• _WHAT YOU WILL DO_:
Nothing but the pictures gets dropped; retype every entry exactly.

________________________

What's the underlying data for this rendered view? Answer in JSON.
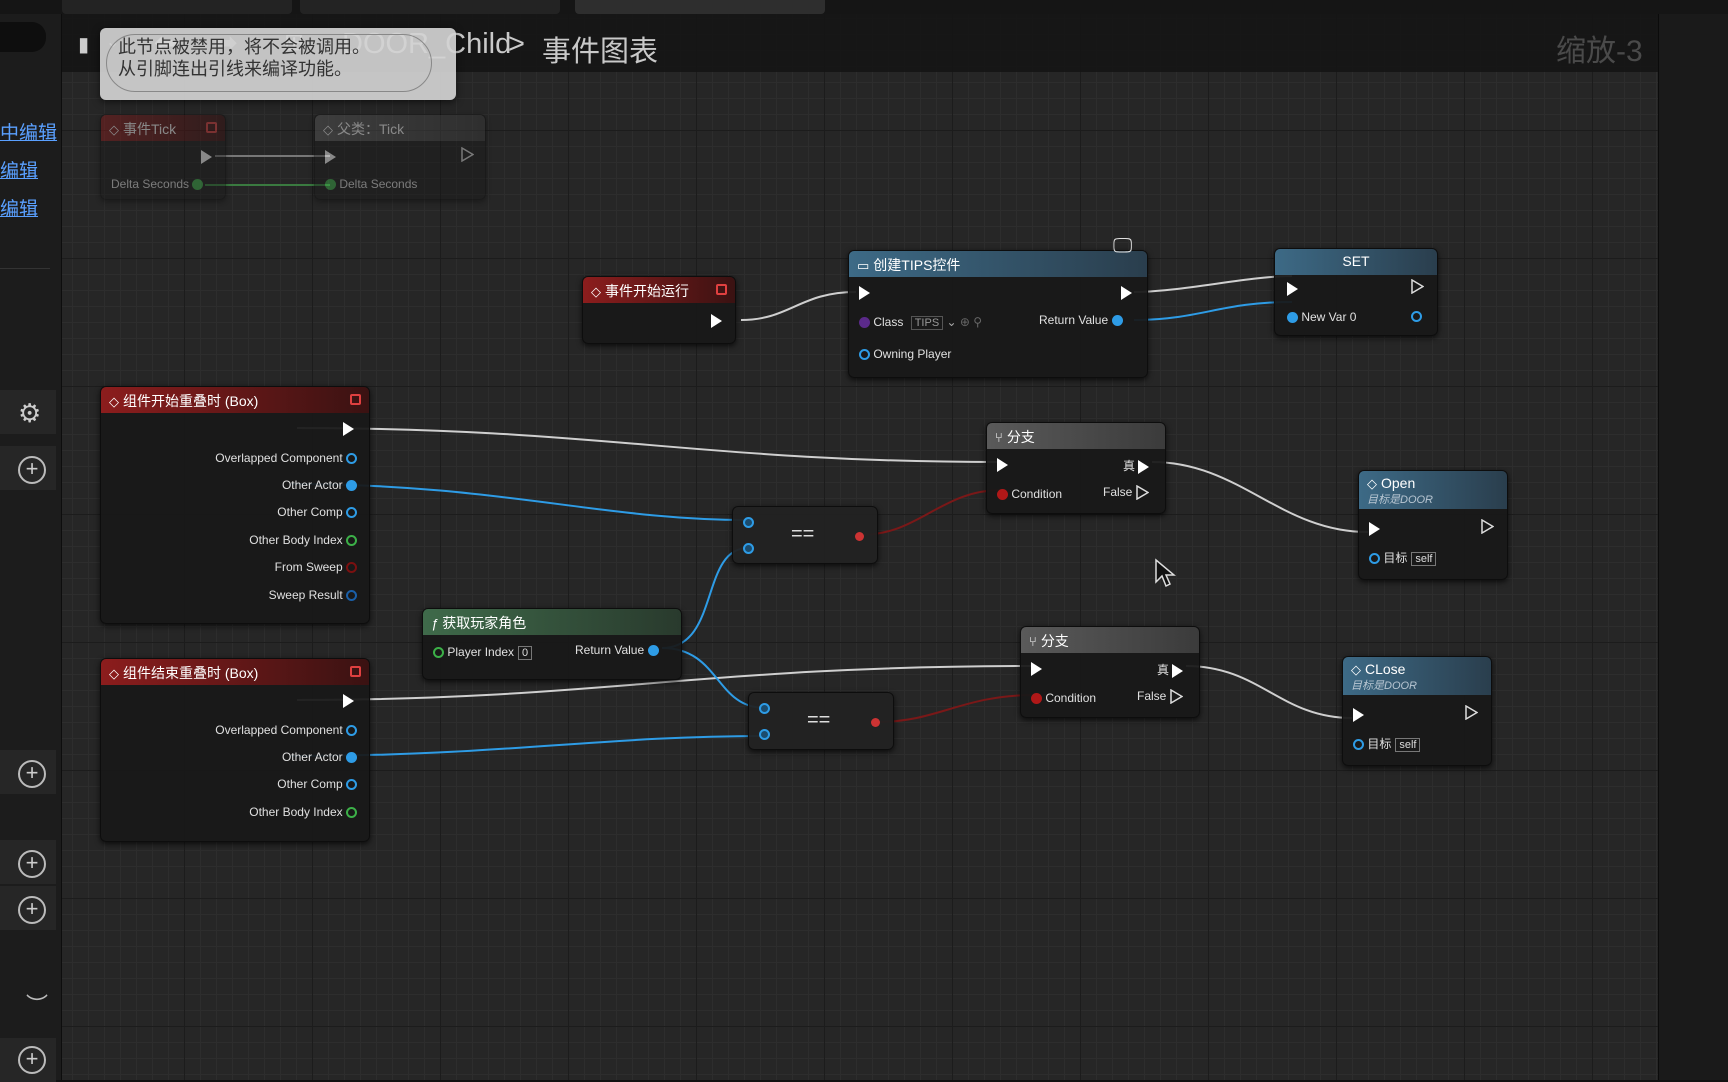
{
  "breadcrumb": {
    "blueprint": "DOOR_Child",
    "sep": ">",
    "graph": "事件图表"
  },
  "zoom_label": "缩放-3",
  "tooltip": {
    "line1": "此节点被禁用，将不会被调用。",
    "line2": "从引脚连出引线来编译功能。"
  },
  "left_panel": {
    "links": [
      "中编辑",
      "编辑",
      "编辑"
    ],
    "icons": [
      "gear-icon",
      "add-icon",
      "add-icon",
      "add-icon",
      "add-icon",
      "eye-closed-icon",
      "add-icon"
    ]
  },
  "nodes": {
    "event_tick": {
      "title": "事件Tick",
      "pin_delta": "Delta Seconds"
    },
    "parent_tick": {
      "title": "父类：Tick",
      "pin_delta": "Delta Seconds"
    },
    "begin_play": {
      "title": "事件开始运行"
    },
    "create_widget": {
      "title": "创建TIPS控件",
      "pin_class": "Class",
      "class_value": "TIPS",
      "pin_return": "Return Value",
      "pin_owning": "Owning Player"
    },
    "set_var": {
      "title": "SET",
      "pin_var": "New Var 0"
    },
    "begin_overlap": {
      "title": "组件开始重叠时 (Box)",
      "pins": [
        "Overlapped Component",
        "Other Actor",
        "Other Comp",
        "Other Body Index",
        "From Sweep",
        "Sweep Result"
      ]
    },
    "end_overlap": {
      "title": "组件结束重叠时 (Box)",
      "pins": [
        "Overlapped Component",
        "Other Actor",
        "Other Comp",
        "Other Body Index"
      ]
    },
    "get_player": {
      "title": "获取玩家角色",
      "pin_index": "Player Index",
      "index_value": "0",
      "pin_return": "Return Value"
    },
    "equal_1": {
      "title": "=="
    },
    "equal_2": {
      "title": "=="
    },
    "branch_1": {
      "title": "分支",
      "pin_true": "真",
      "pin_condition": "Condition",
      "pin_false": "False"
    },
    "branch_2": {
      "title": "分支",
      "pin_true": "真",
      "pin_condition": "Condition",
      "pin_false": "False"
    },
    "open": {
      "title": "Open",
      "subtitle": "目标是DOOR",
      "pin_target": "目标",
      "target_value": "self"
    },
    "close": {
      "title": "CLose",
      "subtitle": "目标是DOOR",
      "pin_target": "目标",
      "target_value": "self"
    }
  },
  "colors": {
    "exec": "#ffffff",
    "object": "#2e9ce6",
    "float": "#3cb048",
    "bool": "#b01818",
    "event_header": "#8c1d1d",
    "function_header": "#3d6a86",
    "pure_header": "#3f6a4a"
  }
}
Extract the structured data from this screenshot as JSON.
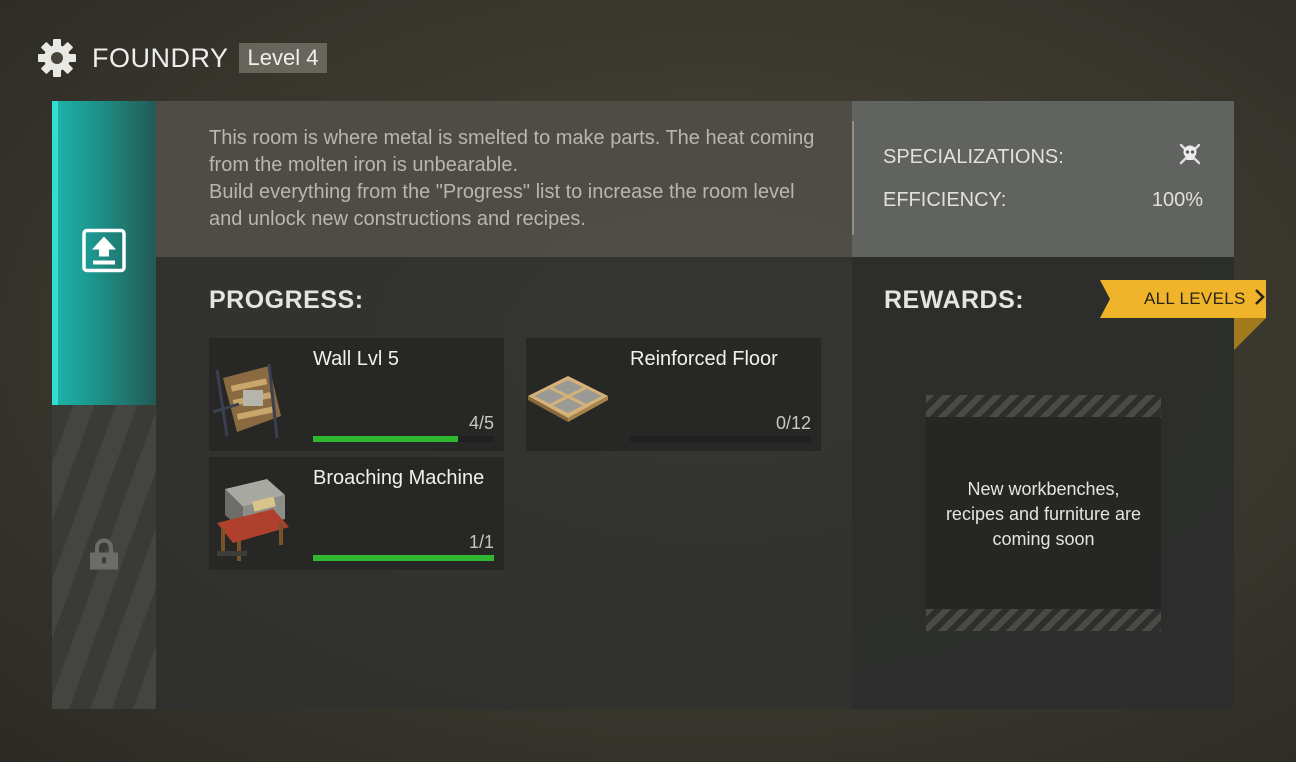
{
  "header": {
    "room_name": "FOUNDRY",
    "level": "Level 4"
  },
  "tabs": [
    {
      "name": "upgrade",
      "icon": "upgrade-arrow-icon",
      "active": true
    },
    {
      "name": "locked",
      "icon": "lock-icon",
      "active": false
    }
  ],
  "description": {
    "lines": [
      "This room is where metal is smelted to make parts. The heat coming from the molten iron is unbearable.",
      "Build everything from the \"Progress\" list to increase the room level and unlock new constructions and recipes."
    ]
  },
  "stats": {
    "specializations_label": "SPECIALIZATIONS:",
    "specializations_icon": "skull-crossbones-icon",
    "efficiency_label": "EFFICIENCY:",
    "efficiency_value": "100%"
  },
  "progress": {
    "title": "PROGRESS:",
    "items": [
      {
        "name": "Wall Lvl 5",
        "count": "4/5",
        "fraction": 0.8,
        "icon": "wall-construction-icon"
      },
      {
        "name": "Reinforced Floor",
        "count": "0/12",
        "fraction": 0.0,
        "icon": "floor-tile-icon"
      },
      {
        "name": "Broaching Machine",
        "count": "1/1",
        "fraction": 1.0,
        "icon": "broaching-machine-icon"
      }
    ]
  },
  "rewards": {
    "title": "REWARDS:",
    "all_levels_label": "ALL LEVELS",
    "coming_soon_lines": [
      "New workbenches,",
      "recipes and furniture are",
      "coming soon"
    ]
  },
  "colors": {
    "accent_teal": "#1fb5aa",
    "progress_green": "#2fb82f",
    "button_yellow": "#f0b42a"
  }
}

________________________

• _EXERCISE RESPONSE_:
What's the underlying data for this rendered view? Answer in JSON.
{
  "breadcrumb": {
    "blueprint": "DOOR_Child",
    "sep": ">",
    "graph": "事件图表"
  },
  "zoom_label": "缩放-3",
  "tooltip": {
    "line1": "此节点被禁用，将不会被调用。",
    "line2": "从引脚连出引线来编译功能。"
  },
  "left_panel": {
    "links": [
      "中编辑",
      "编辑",
      "编辑"
    ],
    "icons": [
      "gear-icon",
      "add-icon",
      "add-icon",
      "add-icon",
      "add-icon",
      "eye-closed-icon",
      "add-icon"
    ]
  },
  "nodes": {
    "event_tick": {
      "title": "事件Tick",
      "pin_delta": "Delta Seconds"
    },
    "parent_tick": {
      "title": "父类：Tick",
      "pin_delta": "Delta Seconds"
    },
    "begin_play": {
      "title": "事件开始运行"
    },
    "create_widget": {
      "title": "创建TIPS控件",
      "pin_class": "Class",
      "class_value": "TIPS",
      "pin_return": "Return Value",
      "pin_owning": "Owning Player"
    },
    "set_var": {
      "title": "SET",
      "pin_var": "New Var 0"
    },
    "begin_overlap": {
      "title": "组件开始重叠时 (Box)",
      "pins": [
        "Overlapped Component",
        "Other Actor",
        "Other Comp",
        "Other Body Index",
        "From Sweep",
        "Sweep Result"
      ]
    },
    "end_overlap": {
      "title": "组件结束重叠时 (Box)",
      "pins": [
        "Overlapped Component",
        "Other Actor",
        "Other Comp",
        "Other Body Index"
      ]
    },
    "get_player": {
      "title": "获取玩家角色",
      "pin_index": "Player Index",
      "index_value": "0",
      "pin_return": "Return Value"
    },
    "equal_1": {
      "title": "=="
    },
    "equal_2": {
      "title": "=="
    },
    "branch_1": {
      "title": "分支",
      "pin_true": "真",
      "pin_condition": "Condition",
      "pin_false": "False"
    },
    "branch_2": {
      "title": "分支",
      "pin_true": "真",
      "pin_condition": "Condition",
      "pin_false": "False"
    },
    "open": {
      "title": "Open",
      "subtitle": "目标是DOOR",
      "pin_target": "目标",
      "target_value": "self"
    },
    "close": {
      "title": "CLose",
      "subtitle": "目标是DOOR",
      "pin_target": "目标",
      "target_value": "self"
    }
  },
  "colors": {
    "exec": "#ffffff",
    "object": "#2e9ce6",
    "float": "#3cb048",
    "bool": "#b01818",
    "event_header": "#8c1d1d",
    "function_header": "#3d6a86",
    "pure_header": "#3f6a4a"
  }
}
Extract the structured data from this screenshot as JSON.
{
  "header": {
    "room_name": "FOUNDRY",
    "level": "Level 4"
  },
  "tabs": [
    {
      "name": "upgrade",
      "icon": "upgrade-arrow-icon",
      "active": true
    },
    {
      "name": "locked",
      "icon": "lock-icon",
      "active": false
    }
  ],
  "description": {
    "lines": [
      "This room is where metal is smelted to make parts. The heat coming from the molten iron is unbearable.",
      "Build everything from the \"Progress\" list to increase the room level and unlock new constructions and recipes."
    ]
  },
  "stats": {
    "specializations_label": "SPECIALIZATIONS:",
    "specializations_icon": "skull-crossbones-icon",
    "efficiency_label": "EFFICIENCY:",
    "efficiency_value": "100%"
  },
  "progress": {
    "title": "PROGRESS:",
    "items": [
      {
        "name": "Wall Lvl 5",
        "count": "4/5",
        "fraction": 0.8,
        "icon": "wall-construction-icon"
      },
      {
        "name": "Reinforced Floor",
        "count": "0/12",
        "fraction": 0.0,
        "icon": "floor-tile-icon"
      },
      {
        "name": "Broaching Machine",
        "count": "1/1",
        "fraction": 1.0,
        "icon": "broaching-machine-icon"
      }
    ]
  },
  "rewards": {
    "title": "REWARDS:",
    "all_levels_label": "ALL LEVELS",
    "coming_soon_lines": [
      "New workbenches,",
      "recipes and furniture are",
      "coming soon"
    ]
  },
  "colors": {
    "accent_teal": "#1fb5aa",
    "progress_green": "#2fb82f",
    "button_yellow": "#f0b42a"
  }
}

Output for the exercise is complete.